Exercise instructions.
A single number is expected: the count of lines in the entries below that contain "email".

[Web page and app entries]
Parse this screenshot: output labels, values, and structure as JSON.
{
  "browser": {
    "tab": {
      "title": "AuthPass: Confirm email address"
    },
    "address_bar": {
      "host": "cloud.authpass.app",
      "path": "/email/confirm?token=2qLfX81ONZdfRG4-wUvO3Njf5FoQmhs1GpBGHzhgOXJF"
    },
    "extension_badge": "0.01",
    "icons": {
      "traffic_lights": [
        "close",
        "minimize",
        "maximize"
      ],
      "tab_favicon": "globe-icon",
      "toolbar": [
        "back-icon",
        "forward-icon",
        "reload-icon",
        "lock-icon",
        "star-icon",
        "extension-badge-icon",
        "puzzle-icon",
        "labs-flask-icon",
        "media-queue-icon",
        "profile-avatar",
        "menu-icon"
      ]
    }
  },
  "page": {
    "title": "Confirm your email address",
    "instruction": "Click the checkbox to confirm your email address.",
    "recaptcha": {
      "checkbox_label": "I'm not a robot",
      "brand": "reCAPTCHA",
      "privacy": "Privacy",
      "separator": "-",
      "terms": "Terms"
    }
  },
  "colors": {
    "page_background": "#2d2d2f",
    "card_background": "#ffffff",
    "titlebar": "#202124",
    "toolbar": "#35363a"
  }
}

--

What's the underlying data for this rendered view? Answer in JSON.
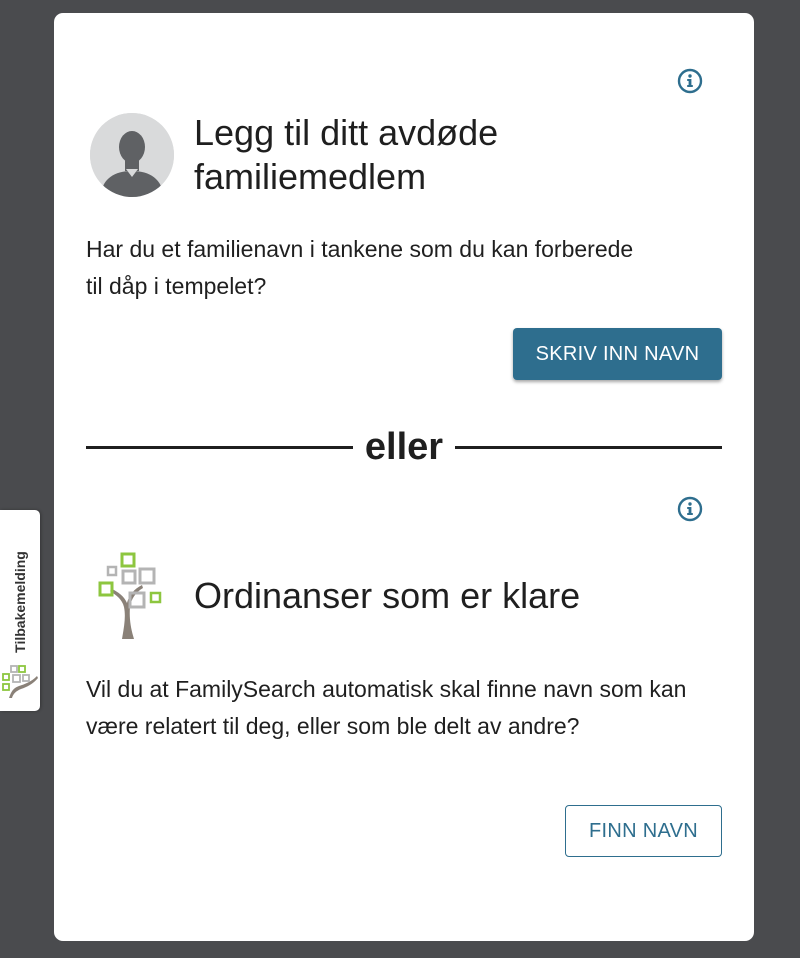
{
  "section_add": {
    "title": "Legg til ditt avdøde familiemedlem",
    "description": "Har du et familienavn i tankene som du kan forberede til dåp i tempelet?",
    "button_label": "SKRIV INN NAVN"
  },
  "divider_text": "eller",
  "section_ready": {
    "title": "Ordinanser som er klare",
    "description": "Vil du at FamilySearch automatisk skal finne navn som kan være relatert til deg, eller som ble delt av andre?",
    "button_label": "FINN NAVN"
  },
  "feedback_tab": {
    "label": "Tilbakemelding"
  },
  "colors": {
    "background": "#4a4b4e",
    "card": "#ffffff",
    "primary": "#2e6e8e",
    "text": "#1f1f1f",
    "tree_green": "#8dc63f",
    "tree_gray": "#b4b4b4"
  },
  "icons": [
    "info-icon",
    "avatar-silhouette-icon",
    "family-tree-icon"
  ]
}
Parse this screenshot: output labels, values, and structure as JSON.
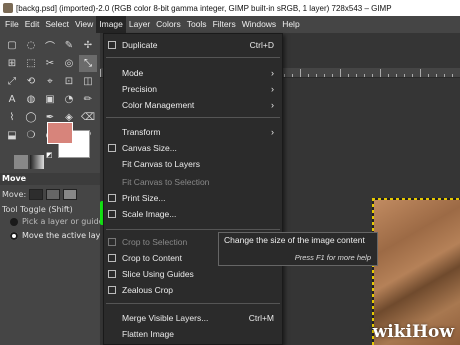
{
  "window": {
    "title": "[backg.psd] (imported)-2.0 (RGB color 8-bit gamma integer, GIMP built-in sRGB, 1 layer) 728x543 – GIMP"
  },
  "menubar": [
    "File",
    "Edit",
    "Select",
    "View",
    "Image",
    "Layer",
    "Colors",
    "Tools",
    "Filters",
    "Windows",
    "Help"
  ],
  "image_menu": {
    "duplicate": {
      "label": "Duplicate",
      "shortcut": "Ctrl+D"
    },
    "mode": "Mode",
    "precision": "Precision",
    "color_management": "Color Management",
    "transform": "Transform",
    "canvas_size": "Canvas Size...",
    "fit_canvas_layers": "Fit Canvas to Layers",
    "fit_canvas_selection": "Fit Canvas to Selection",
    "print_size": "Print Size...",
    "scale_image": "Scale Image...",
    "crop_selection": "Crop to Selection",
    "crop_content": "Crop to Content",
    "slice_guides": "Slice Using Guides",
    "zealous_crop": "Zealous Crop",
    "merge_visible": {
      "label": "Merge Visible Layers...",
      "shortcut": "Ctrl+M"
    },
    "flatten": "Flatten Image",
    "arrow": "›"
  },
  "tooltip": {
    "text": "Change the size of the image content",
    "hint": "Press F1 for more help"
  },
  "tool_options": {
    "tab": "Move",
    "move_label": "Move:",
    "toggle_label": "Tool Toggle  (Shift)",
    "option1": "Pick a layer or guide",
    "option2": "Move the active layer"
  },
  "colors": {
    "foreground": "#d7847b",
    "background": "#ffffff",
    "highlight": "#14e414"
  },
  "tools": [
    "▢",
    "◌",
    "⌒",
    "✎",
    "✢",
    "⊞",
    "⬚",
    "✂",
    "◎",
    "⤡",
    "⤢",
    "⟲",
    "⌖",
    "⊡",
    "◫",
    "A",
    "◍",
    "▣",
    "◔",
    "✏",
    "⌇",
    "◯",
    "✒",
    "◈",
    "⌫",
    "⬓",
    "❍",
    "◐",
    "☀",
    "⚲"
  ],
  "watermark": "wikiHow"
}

Result of this task.
4